• [The task]: Say only how many lines in the entries below contain the word "serão".

[Saved entries]
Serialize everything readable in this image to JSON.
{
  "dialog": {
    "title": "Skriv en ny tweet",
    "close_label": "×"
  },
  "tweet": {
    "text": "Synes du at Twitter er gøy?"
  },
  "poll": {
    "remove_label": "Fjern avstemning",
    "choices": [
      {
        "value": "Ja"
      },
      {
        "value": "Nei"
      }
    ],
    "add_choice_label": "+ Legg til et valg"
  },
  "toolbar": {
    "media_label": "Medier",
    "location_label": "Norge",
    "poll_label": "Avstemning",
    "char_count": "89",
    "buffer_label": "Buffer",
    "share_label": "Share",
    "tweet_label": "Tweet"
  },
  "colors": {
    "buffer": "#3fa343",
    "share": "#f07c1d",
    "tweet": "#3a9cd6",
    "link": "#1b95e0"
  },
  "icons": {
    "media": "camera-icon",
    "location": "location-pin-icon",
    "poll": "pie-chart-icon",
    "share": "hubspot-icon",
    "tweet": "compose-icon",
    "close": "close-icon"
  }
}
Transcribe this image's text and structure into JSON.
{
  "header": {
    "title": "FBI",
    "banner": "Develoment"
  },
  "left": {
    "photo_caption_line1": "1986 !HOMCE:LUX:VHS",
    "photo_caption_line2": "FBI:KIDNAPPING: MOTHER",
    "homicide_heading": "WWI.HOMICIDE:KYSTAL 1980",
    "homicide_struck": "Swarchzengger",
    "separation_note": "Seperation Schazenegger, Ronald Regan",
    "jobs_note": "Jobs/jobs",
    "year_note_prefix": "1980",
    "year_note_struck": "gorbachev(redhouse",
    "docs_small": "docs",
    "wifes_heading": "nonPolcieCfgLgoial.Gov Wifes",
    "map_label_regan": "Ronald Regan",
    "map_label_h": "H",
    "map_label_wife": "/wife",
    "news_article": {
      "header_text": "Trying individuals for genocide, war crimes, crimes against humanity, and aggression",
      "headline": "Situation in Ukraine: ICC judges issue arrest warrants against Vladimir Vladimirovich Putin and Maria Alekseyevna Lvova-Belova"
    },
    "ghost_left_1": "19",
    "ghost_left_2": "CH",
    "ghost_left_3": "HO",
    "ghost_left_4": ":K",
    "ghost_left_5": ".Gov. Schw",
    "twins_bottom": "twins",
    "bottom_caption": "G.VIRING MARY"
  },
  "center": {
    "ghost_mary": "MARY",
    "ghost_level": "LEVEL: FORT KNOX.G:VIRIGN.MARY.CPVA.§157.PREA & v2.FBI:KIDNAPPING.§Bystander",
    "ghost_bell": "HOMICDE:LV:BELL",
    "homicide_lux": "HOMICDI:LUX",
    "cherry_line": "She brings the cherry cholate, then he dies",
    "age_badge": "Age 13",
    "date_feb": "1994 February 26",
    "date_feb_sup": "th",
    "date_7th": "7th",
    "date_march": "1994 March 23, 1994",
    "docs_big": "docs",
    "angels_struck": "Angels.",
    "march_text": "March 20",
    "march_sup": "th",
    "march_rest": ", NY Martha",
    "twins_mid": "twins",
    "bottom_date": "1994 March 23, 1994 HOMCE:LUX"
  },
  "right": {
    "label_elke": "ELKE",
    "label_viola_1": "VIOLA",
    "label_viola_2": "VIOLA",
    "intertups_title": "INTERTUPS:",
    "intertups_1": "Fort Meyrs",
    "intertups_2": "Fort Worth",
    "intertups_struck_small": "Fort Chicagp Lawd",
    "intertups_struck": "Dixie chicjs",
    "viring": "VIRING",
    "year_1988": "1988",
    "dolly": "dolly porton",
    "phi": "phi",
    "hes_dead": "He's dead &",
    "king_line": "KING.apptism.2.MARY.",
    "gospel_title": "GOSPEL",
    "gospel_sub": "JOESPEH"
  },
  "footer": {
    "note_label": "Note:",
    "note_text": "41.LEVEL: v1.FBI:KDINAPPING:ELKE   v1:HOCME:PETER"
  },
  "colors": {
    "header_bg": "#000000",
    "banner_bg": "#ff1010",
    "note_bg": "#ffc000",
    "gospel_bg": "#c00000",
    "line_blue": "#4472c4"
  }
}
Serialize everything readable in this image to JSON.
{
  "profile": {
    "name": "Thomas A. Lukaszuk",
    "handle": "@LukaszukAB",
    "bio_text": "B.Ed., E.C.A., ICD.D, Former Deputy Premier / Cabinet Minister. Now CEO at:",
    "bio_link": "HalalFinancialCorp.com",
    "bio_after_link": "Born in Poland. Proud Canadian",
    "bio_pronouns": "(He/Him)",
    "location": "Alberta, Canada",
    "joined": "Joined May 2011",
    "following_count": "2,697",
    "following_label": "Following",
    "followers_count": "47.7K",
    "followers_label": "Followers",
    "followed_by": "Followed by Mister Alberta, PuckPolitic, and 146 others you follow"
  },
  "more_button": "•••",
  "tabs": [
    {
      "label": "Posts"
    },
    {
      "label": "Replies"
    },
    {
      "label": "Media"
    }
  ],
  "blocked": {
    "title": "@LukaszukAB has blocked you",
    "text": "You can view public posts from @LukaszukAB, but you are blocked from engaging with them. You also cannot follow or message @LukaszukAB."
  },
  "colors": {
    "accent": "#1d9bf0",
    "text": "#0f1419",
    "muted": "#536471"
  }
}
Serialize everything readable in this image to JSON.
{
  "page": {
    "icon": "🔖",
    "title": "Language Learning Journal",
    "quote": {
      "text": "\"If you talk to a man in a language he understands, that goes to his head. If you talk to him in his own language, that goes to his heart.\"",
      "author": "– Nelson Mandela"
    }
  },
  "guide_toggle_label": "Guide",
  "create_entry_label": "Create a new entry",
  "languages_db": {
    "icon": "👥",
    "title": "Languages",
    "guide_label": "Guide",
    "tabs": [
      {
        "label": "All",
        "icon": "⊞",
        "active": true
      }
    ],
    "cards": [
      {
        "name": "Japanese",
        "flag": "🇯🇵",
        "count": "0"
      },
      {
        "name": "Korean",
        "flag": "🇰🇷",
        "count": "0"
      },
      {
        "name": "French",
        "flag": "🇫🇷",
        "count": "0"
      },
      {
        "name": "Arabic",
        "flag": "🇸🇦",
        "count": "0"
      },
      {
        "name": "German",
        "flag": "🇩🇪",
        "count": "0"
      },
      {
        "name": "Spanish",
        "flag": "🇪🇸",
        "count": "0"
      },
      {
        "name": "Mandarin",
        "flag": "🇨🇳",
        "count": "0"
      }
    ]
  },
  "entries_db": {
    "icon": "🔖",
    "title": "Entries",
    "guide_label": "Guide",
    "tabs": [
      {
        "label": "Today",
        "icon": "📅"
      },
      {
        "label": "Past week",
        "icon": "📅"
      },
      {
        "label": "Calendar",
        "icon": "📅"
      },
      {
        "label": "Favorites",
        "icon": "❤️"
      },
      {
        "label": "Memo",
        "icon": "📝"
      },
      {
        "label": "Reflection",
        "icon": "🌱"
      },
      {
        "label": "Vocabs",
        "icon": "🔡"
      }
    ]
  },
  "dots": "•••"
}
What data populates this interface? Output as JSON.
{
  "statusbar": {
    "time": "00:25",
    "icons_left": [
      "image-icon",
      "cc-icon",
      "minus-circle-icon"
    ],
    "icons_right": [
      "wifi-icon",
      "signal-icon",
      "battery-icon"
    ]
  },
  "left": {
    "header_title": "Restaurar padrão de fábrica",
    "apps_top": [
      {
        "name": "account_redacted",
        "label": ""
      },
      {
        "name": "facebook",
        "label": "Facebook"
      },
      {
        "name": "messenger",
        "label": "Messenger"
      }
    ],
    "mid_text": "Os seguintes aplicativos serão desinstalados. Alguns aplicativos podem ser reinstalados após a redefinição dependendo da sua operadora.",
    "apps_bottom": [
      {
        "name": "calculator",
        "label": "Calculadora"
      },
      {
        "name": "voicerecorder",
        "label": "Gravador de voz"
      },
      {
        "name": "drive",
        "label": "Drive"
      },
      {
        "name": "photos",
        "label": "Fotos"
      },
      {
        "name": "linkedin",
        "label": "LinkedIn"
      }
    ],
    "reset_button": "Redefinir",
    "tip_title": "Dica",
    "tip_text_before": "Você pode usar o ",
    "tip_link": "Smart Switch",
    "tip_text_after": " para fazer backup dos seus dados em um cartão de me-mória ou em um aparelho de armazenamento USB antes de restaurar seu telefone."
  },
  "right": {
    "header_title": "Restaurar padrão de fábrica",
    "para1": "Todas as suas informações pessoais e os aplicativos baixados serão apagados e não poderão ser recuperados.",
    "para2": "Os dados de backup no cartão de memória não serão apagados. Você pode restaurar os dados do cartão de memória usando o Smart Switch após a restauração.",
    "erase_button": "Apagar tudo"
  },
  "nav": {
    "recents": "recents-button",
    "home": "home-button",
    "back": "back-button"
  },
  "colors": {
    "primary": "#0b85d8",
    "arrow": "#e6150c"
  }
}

• [Result for this exercise]: 3